In six weeks’ time, violent crashes due to vehicular police chases and response calls, on average, kill at least 30 bystanders and one officer in the United States.

Car Crash-Photo credit: The Sydney Morning Herald

Names of some of the innocent & officers killed in vehicular police pursuit & police response call crashes:

There is no mandatory government reporting of pursuit and pursuit-related fatalities. The National Highway Traffic Safety Administration uses a voluntary tracking system. Fatalities are reported at the discretion of law enforcement officials.

Throughout the United States, and especially in California, the number of children, spouses, parents, siblings and family members killed and injured in police chases continues to climb with no promise of action.

January 22, 2002—One minute, Kristie Priano was a 15-year-old honor student and community volunteer laughing with her brother in the back of the family minivan on the way to her high school basketball game.
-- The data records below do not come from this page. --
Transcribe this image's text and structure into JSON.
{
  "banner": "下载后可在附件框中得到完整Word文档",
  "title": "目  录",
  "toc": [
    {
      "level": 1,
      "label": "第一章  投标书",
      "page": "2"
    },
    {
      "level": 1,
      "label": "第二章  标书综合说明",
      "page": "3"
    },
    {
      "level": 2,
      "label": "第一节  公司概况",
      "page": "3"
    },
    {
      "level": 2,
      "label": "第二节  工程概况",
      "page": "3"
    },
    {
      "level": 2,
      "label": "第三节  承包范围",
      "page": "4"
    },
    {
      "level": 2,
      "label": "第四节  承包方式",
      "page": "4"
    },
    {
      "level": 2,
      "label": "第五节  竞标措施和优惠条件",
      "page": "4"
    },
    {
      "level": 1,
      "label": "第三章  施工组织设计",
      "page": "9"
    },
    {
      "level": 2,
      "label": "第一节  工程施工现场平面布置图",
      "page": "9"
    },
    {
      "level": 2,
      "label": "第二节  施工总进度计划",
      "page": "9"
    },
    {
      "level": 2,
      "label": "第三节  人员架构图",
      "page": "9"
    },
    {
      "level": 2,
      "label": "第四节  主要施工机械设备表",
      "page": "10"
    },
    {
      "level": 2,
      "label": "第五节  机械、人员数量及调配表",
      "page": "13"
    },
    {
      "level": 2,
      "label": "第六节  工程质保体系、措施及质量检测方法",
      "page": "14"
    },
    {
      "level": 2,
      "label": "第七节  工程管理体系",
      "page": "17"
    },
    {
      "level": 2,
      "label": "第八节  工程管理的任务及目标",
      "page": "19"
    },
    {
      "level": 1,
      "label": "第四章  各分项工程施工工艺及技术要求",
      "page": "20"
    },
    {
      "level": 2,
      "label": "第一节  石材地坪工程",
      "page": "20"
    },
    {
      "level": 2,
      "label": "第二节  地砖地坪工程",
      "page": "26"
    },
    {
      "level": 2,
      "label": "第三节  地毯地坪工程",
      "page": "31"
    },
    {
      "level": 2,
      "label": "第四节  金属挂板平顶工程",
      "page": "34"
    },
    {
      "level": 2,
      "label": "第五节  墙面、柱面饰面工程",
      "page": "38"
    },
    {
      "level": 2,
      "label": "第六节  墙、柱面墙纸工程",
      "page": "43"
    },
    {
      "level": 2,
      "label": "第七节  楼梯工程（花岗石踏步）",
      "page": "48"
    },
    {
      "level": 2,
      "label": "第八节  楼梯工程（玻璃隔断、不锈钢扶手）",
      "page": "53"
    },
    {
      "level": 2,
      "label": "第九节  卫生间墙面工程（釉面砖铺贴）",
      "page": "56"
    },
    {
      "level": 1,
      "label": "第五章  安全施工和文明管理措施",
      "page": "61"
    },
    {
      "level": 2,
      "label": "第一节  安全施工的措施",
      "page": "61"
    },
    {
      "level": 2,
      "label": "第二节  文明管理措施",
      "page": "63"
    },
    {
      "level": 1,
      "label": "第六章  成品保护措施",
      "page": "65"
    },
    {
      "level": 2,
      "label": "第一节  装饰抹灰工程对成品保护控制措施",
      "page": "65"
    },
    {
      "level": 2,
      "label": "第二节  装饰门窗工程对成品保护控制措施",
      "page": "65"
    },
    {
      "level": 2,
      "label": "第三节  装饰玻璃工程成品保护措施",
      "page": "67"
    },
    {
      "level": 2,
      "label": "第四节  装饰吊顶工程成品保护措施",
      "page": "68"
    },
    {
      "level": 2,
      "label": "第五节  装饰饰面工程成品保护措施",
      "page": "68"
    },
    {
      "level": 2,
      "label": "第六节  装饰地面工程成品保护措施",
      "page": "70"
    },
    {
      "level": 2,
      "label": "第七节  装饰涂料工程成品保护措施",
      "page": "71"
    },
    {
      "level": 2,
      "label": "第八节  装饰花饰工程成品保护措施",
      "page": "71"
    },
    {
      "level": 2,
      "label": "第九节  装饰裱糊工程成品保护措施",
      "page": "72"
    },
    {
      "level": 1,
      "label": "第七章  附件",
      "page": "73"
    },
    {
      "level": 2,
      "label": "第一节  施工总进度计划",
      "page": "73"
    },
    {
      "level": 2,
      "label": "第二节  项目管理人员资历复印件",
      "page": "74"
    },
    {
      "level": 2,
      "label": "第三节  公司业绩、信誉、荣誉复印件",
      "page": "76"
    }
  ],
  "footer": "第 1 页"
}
The next, she was one of hundreds who die each year across the nation from the violent crashes due to police pursuits.

More than a third are innocent bystanders—just like Kristie
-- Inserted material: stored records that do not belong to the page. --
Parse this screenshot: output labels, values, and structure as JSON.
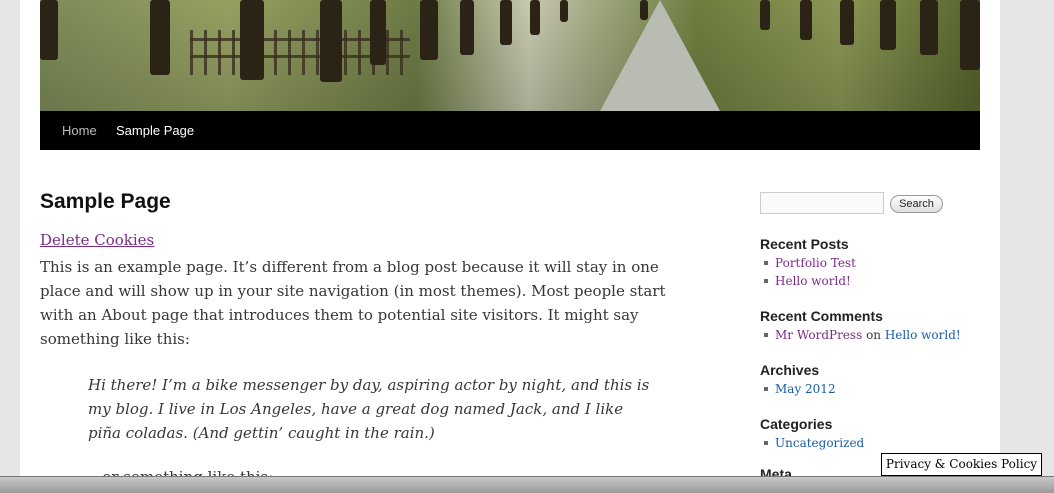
{
  "nav": {
    "items": [
      "Home",
      "Sample Page"
    ]
  },
  "page": {
    "title": "Sample Page",
    "delete_cookies_link": "Delete Cookies",
    "paragraph": "This is an example page. It’s different from a blog post because it will stay in one place and will show up in your site navigation (in most themes). Most people start with an About page that introduces them to potential site visitors. It might say something like this:",
    "quote": "Hi there! I’m a bike messenger by day, aspiring actor by night, and this is my blog. I live in Los Angeles, have a great dog named Jack, and I like piña coladas. (And gettin’ caught in the rain.)",
    "trailing_text": "...or something like this:"
  },
  "sidebar": {
    "search": {
      "placeholder": "",
      "button_label": "Search"
    },
    "recent_posts": {
      "title": "Recent Posts",
      "items": [
        "Portfolio Test",
        "Hello world!"
      ]
    },
    "recent_comments": {
      "title": "Recent Comments",
      "author": "Mr WordPress",
      "connector": "on",
      "post": "Hello world!"
    },
    "archives": {
      "title": "Archives",
      "items": [
        "May 2012"
      ]
    },
    "categories": {
      "title": "Categories",
      "items": [
        "Uncategorized"
      ]
    },
    "meta": {
      "title": "Meta"
    }
  },
  "privacy_widget": {
    "label": "Privacy & Cookies Policy"
  }
}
What went wrong? The mother of a teenage girl called the police, complaining that her daughter was driving the family car without permission. She told the police where they could find her daughter. Within seconds, the chase was on through a residential neighborhood dotted with two-way stop signs (a violation of the Chico police pursuit policy). The teen and the police ignored the stop signs even though intersecting streets had the right of way. At the intersection of the fifth stop sign, the teen T-boned the family van directly where Kristie was sitting.
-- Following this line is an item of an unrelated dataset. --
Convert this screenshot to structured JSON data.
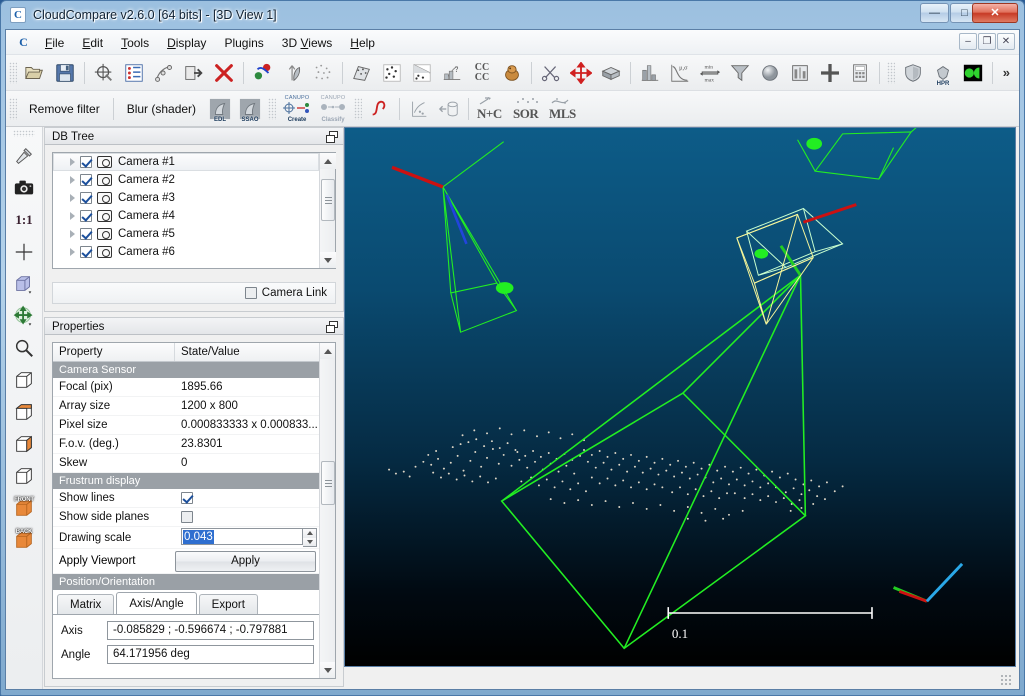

Kristie died from a massive closed-head injury, a crushed brain stem, and extensive swelling that caused her brain to rupture.

It took seven days for Kristie to die, but only a few hours for the police to send the teen home with her mother. She was not even arrested!

The first paragraph, beginning with "One minute . . ." is taken from an AP Wire Service news story.